Your answer should hold all lines of the entries that include the word "Bike".
SUPPLIED RECORDS below:
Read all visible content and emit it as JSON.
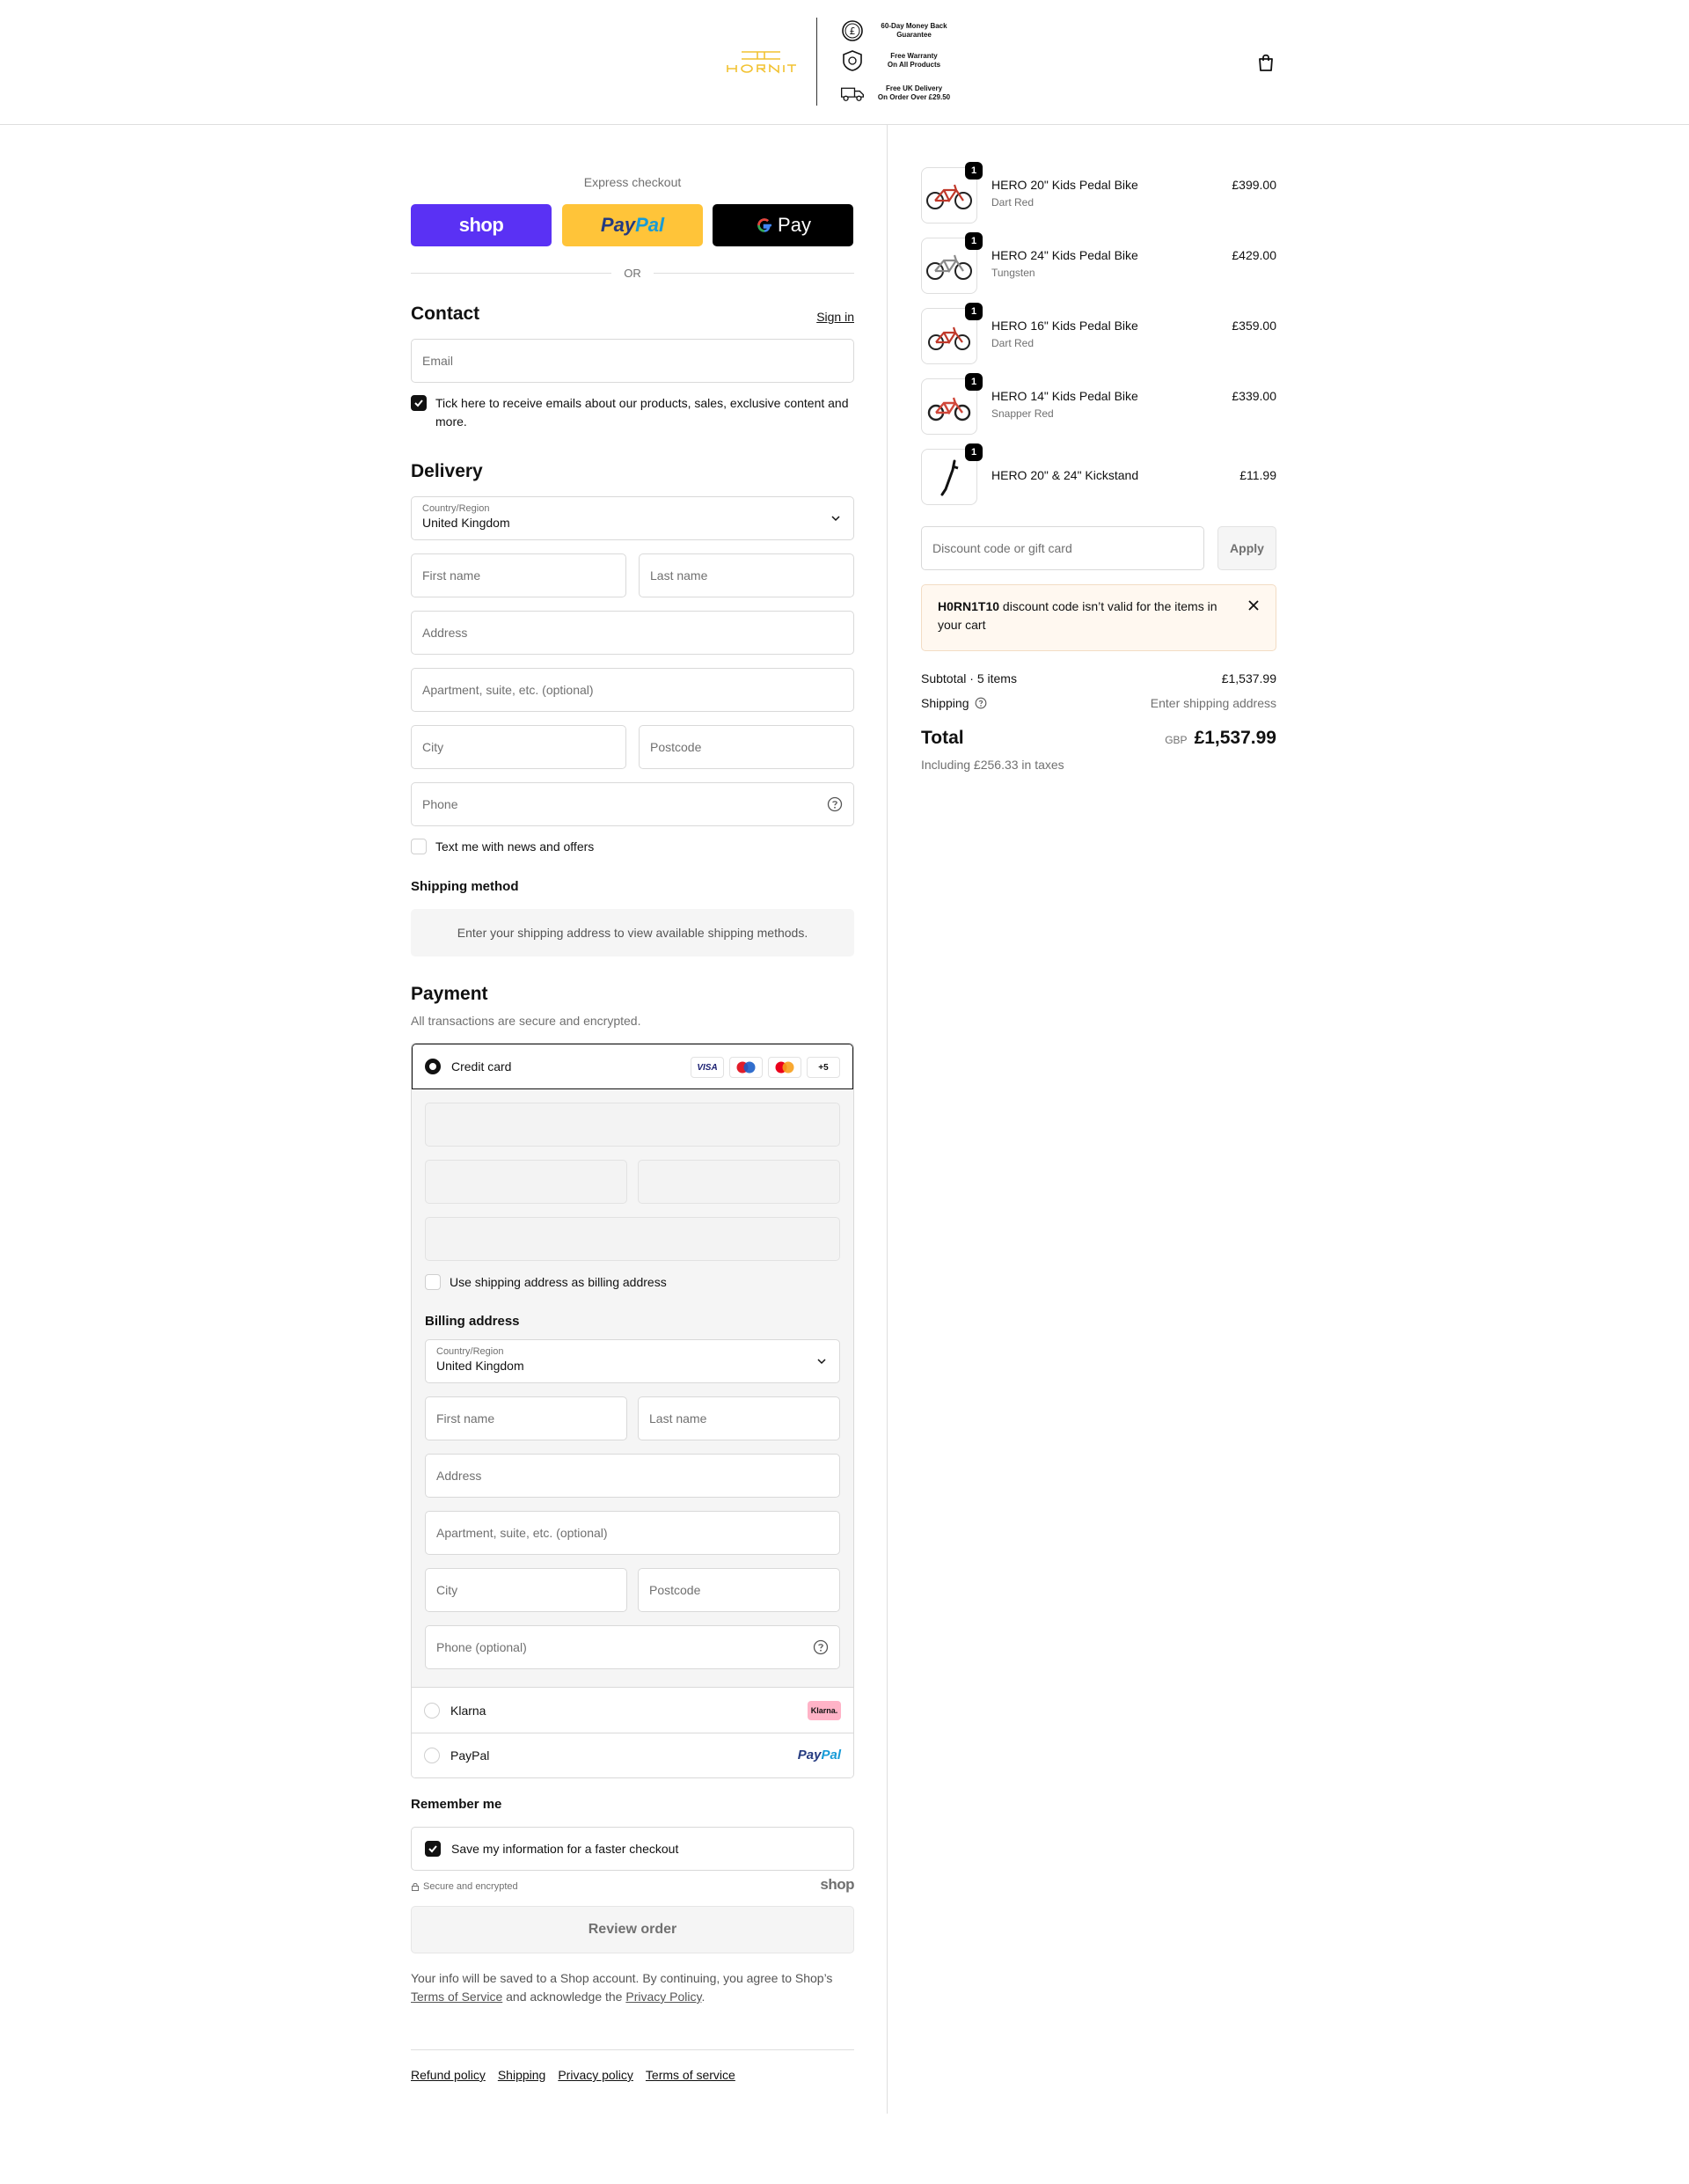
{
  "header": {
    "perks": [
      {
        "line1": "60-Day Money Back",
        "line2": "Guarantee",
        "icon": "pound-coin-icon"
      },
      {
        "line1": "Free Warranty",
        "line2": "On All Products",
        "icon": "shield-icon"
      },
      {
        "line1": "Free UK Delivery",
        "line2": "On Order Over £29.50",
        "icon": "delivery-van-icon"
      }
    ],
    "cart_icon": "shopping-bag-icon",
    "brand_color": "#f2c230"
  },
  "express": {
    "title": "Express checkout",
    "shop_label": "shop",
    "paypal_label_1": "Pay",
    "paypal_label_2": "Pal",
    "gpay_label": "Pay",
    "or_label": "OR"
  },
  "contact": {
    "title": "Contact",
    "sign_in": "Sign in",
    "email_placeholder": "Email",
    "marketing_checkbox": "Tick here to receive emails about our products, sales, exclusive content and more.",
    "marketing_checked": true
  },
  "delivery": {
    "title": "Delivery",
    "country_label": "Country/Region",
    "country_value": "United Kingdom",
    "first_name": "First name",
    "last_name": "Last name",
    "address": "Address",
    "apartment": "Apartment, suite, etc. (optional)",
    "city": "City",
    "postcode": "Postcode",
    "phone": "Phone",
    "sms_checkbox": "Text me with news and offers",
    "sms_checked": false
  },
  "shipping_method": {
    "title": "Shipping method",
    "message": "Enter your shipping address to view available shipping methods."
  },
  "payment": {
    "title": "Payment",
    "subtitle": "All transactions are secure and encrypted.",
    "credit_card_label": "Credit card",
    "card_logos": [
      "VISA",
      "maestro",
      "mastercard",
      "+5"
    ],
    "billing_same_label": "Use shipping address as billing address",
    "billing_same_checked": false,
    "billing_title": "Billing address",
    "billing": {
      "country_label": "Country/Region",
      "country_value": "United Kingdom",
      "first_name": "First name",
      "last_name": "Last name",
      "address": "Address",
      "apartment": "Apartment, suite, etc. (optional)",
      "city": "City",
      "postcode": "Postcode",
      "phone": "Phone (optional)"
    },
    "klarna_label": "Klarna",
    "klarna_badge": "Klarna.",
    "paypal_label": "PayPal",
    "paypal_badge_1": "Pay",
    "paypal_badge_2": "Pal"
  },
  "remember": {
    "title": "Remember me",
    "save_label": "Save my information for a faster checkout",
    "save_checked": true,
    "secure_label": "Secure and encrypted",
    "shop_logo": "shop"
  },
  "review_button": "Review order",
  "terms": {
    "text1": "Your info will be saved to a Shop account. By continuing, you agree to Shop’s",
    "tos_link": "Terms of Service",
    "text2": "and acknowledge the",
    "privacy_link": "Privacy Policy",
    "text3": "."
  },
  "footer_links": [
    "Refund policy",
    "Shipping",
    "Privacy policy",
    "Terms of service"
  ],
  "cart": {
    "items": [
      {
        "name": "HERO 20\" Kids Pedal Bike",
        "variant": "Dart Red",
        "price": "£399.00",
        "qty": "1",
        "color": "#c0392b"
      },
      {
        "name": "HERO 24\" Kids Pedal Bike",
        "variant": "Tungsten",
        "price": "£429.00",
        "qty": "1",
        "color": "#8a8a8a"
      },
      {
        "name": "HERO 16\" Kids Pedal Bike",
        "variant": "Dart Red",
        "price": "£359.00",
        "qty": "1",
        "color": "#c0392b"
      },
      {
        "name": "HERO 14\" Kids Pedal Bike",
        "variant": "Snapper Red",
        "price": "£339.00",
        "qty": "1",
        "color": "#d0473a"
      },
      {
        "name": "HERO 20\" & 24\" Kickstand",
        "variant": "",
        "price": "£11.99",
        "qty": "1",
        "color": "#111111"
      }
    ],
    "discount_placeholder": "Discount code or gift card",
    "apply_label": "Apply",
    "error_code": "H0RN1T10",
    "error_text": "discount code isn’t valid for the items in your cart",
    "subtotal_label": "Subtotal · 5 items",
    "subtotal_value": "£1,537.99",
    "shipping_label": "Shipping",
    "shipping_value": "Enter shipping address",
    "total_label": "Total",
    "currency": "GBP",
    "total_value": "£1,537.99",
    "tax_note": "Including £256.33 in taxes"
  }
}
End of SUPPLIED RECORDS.
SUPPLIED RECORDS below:
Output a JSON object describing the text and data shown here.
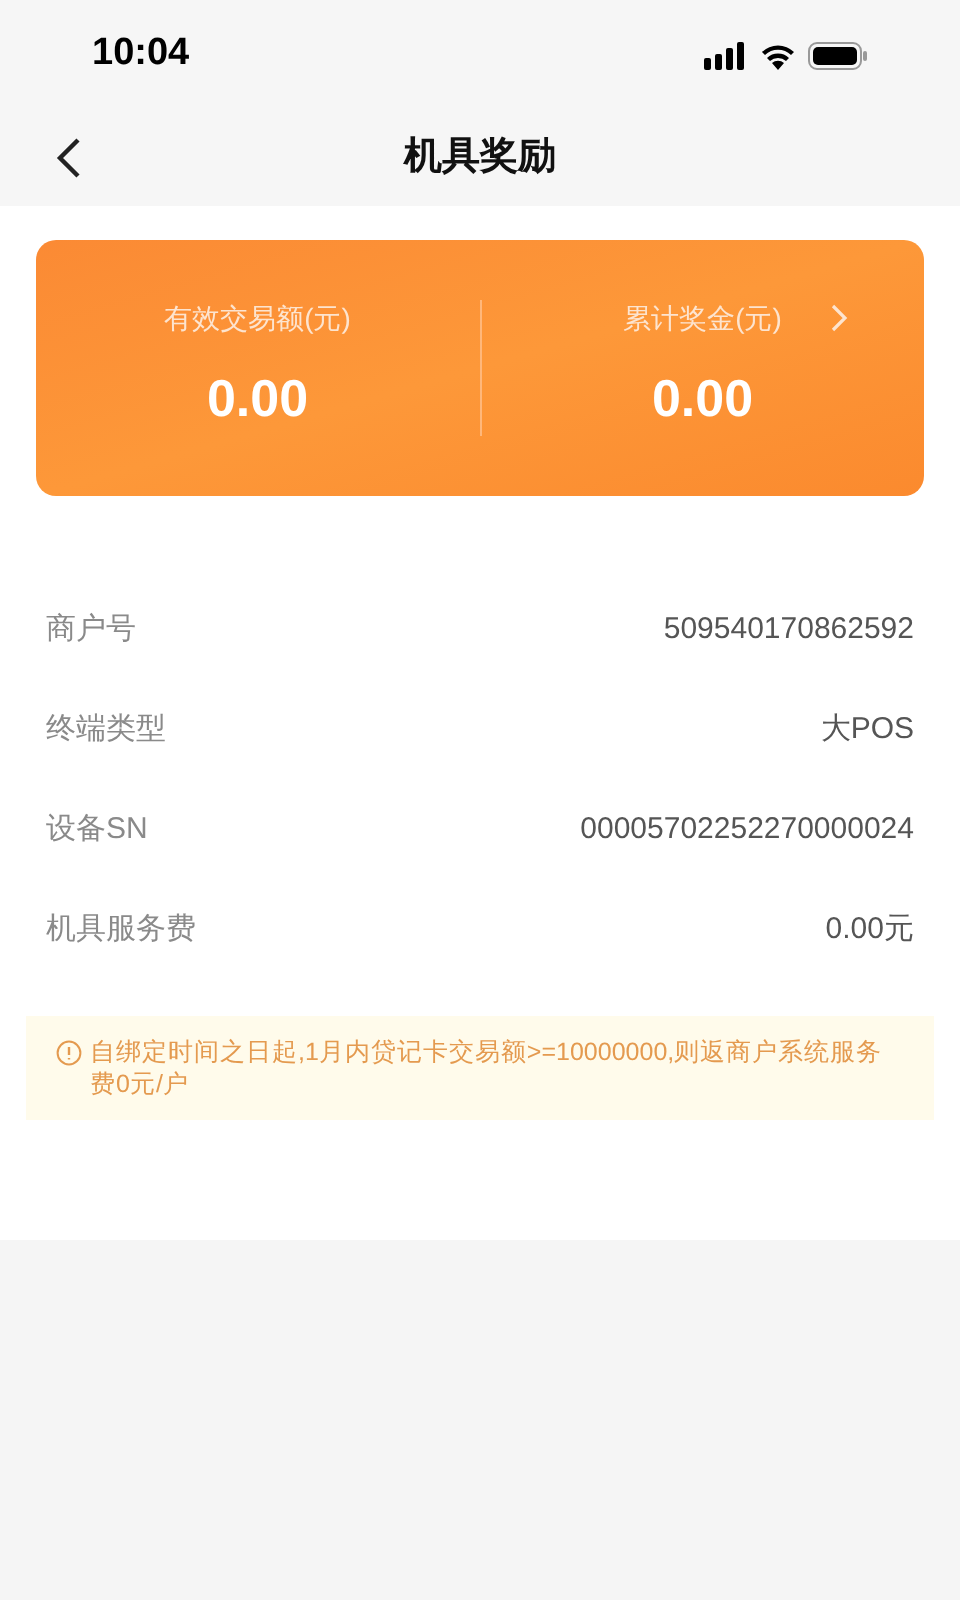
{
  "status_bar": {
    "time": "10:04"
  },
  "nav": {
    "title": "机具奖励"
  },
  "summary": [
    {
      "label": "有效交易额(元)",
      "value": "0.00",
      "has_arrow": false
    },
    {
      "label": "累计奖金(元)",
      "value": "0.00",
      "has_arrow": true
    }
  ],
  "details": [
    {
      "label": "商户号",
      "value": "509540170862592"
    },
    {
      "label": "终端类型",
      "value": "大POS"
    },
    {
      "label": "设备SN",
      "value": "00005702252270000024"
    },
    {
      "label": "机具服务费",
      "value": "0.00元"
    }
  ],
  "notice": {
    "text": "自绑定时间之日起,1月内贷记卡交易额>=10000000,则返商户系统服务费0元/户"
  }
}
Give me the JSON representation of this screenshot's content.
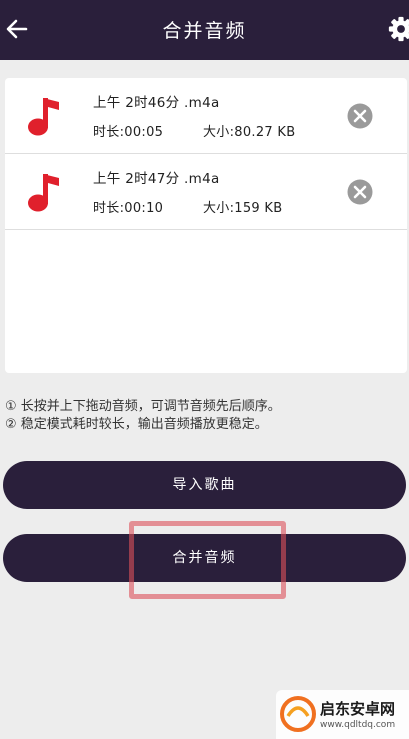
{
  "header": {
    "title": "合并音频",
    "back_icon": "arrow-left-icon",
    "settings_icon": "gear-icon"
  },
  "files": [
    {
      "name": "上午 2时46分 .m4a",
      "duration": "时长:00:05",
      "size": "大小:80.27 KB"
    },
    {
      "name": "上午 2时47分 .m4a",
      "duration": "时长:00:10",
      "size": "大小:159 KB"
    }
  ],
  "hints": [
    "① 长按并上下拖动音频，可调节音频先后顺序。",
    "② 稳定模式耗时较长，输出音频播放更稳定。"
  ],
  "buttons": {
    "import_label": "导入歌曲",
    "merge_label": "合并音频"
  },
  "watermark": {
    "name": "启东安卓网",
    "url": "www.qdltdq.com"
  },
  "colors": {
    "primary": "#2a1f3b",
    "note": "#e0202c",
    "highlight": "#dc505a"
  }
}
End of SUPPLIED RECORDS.
**WRITTEN ANSWER:**
        "name": "HERO 20\" Kids Pedal Bike",
        "name": "HERO 24\" Kids Pedal Bike",
        "name": "HERO 16\" Kids Pedal Bike",
        "name": "HERO 14\" Kids Pedal Bike",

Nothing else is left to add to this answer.